= TASK DETAILS =
With the pictures left out, write out the records verbatim.

[Dataset rows describing interfaces]
"""

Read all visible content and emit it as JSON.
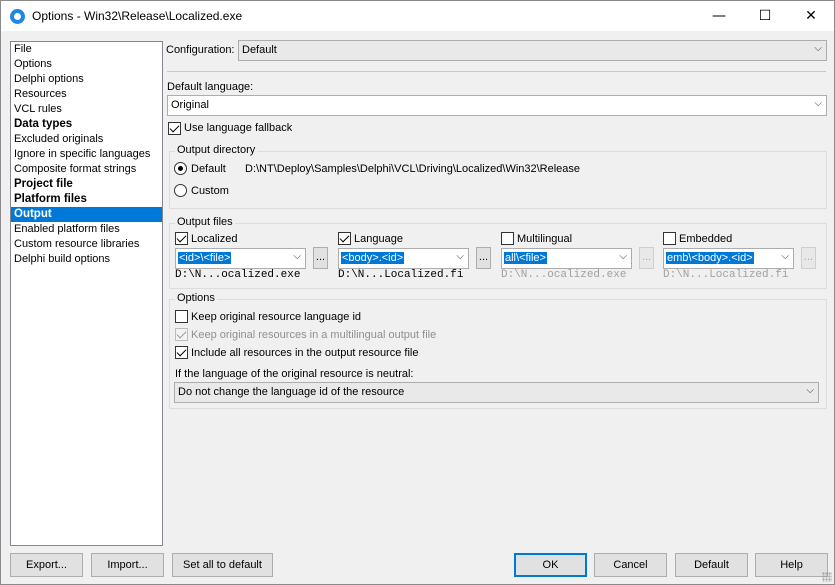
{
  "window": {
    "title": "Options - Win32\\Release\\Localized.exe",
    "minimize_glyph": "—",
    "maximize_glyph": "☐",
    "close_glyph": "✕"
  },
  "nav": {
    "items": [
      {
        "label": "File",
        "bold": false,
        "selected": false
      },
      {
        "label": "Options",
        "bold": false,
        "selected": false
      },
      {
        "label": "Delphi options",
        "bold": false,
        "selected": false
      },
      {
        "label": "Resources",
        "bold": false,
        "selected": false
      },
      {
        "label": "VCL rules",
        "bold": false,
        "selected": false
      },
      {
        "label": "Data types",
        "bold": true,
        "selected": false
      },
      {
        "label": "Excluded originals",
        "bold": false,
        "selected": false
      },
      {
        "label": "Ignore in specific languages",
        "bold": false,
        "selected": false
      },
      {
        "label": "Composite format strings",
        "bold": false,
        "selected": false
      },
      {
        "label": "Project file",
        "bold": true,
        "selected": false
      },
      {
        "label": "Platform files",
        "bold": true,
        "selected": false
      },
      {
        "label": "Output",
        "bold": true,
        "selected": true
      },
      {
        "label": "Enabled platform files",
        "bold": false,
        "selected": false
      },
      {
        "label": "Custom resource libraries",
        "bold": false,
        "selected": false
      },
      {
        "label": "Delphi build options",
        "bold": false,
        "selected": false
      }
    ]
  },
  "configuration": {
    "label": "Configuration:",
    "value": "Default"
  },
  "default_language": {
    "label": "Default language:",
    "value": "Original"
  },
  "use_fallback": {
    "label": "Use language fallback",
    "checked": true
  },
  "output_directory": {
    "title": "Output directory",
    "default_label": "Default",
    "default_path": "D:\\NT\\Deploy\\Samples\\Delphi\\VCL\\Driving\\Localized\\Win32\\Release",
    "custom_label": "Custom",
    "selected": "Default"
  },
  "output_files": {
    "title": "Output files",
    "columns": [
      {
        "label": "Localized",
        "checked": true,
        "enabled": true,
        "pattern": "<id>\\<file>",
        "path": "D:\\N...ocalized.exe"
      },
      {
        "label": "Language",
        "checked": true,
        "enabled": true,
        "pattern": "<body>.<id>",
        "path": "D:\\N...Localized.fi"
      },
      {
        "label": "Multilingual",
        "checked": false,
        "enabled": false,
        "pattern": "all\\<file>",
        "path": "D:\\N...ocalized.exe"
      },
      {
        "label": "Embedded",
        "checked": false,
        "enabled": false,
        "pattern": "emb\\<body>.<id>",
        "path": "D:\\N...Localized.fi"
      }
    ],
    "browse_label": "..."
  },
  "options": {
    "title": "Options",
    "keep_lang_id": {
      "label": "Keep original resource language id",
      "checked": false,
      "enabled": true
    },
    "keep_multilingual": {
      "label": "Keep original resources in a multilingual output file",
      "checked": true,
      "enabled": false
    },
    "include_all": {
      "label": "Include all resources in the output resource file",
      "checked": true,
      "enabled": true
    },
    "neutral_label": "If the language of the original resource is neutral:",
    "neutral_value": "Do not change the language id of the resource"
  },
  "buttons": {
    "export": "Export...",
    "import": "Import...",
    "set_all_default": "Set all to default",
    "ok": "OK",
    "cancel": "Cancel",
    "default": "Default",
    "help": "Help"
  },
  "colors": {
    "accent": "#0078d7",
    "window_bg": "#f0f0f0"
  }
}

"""

= WRITTEN SOLUTION =
Read all visible content and emit it as JSON.
{
  "window": {
    "title": "Options - Win32\\Release\\Localized.exe",
    "minimize_glyph": "—",
    "maximize_glyph": "☐",
    "close_glyph": "✕"
  },
  "nav": {
    "items": [
      {
        "label": "File",
        "bold": false,
        "selected": false
      },
      {
        "label": "Options",
        "bold": false,
        "selected": false
      },
      {
        "label": "Delphi options",
        "bold": false,
        "selected": false
      },
      {
        "label": "Resources",
        "bold": false,
        "selected": false
      },
      {
        "label": "VCL rules",
        "bold": false,
        "selected": false
      },
      {
        "label": "Data types",
        "bold": true,
        "selected": false
      },
      {
        "label": "Excluded originals",
        "bold": false,
        "selected": false
      },
      {
        "label": "Ignore in specific languages",
        "bold": false,
        "selected": false
      },
      {
        "label": "Composite format strings",
        "bold": false,
        "selected": false
      },
      {
        "label": "Project file",
        "bold": true,
        "selected": false
      },
      {
        "label": "Platform files",
        "bold": true,
        "selected": false
      },
      {
        "label": "Output",
        "bold": true,
        "selected": true
      },
      {
        "label": "Enabled platform files",
        "bold": false,
        "selected": false
      },
      {
        "label": "Custom resource libraries",
        "bold": false,
        "selected": false
      },
      {
        "label": "Delphi build options",
        "bold": false,
        "selected": false
      }
    ]
  },
  "configuration": {
    "label": "Configuration:",
    "value": "Default"
  },
  "default_language": {
    "label": "Default language:",
    "value": "Original"
  },
  "use_fallback": {
    "label": "Use language fallback",
    "checked": true
  },
  "output_directory": {
    "title": "Output directory",
    "default_label": "Default",
    "default_path": "D:\\NT\\Deploy\\Samples\\Delphi\\VCL\\Driving\\Localized\\Win32\\Release",
    "custom_label": "Custom",
    "selected": "Default"
  },
  "output_files": {
    "title": "Output files",
    "columns": [
      {
        "label": "Localized",
        "checked": true,
        "enabled": true,
        "pattern": "<id>\\<file>",
        "path": "D:\\N...ocalized.exe"
      },
      {
        "label": "Language",
        "checked": true,
        "enabled": true,
        "pattern": "<body>.<id>",
        "path": "D:\\N...Localized.fi"
      },
      {
        "label": "Multilingual",
        "checked": false,
        "enabled": false,
        "pattern": "all\\<file>",
        "path": "D:\\N...ocalized.exe"
      },
      {
        "label": "Embedded",
        "checked": false,
        "enabled": false,
        "pattern": "emb\\<body>.<id>",
        "path": "D:\\N...Localized.fi"
      }
    ],
    "browse_label": "..."
  },
  "options": {
    "title": "Options",
    "keep_lang_id": {
      "label": "Keep original resource language id",
      "checked": false,
      "enabled": true
    },
    "keep_multilingual": {
      "label": "Keep original resources in a multilingual output file",
      "checked": true,
      "enabled": false
    },
    "include_all": {
      "label": "Include all resources in the output resource file",
      "checked": true,
      "enabled": true
    },
    "neutral_label": "If the language of the original resource is neutral:",
    "neutral_value": "Do not change the language id of the resource"
  },
  "buttons": {
    "export": "Export...",
    "import": "Import...",
    "set_all_default": "Set all to default",
    "ok": "OK",
    "cancel": "Cancel",
    "default": "Default",
    "help": "Help"
  },
  "colors": {
    "accent": "#0078d7",
    "window_bg": "#f0f0f0"
  }
}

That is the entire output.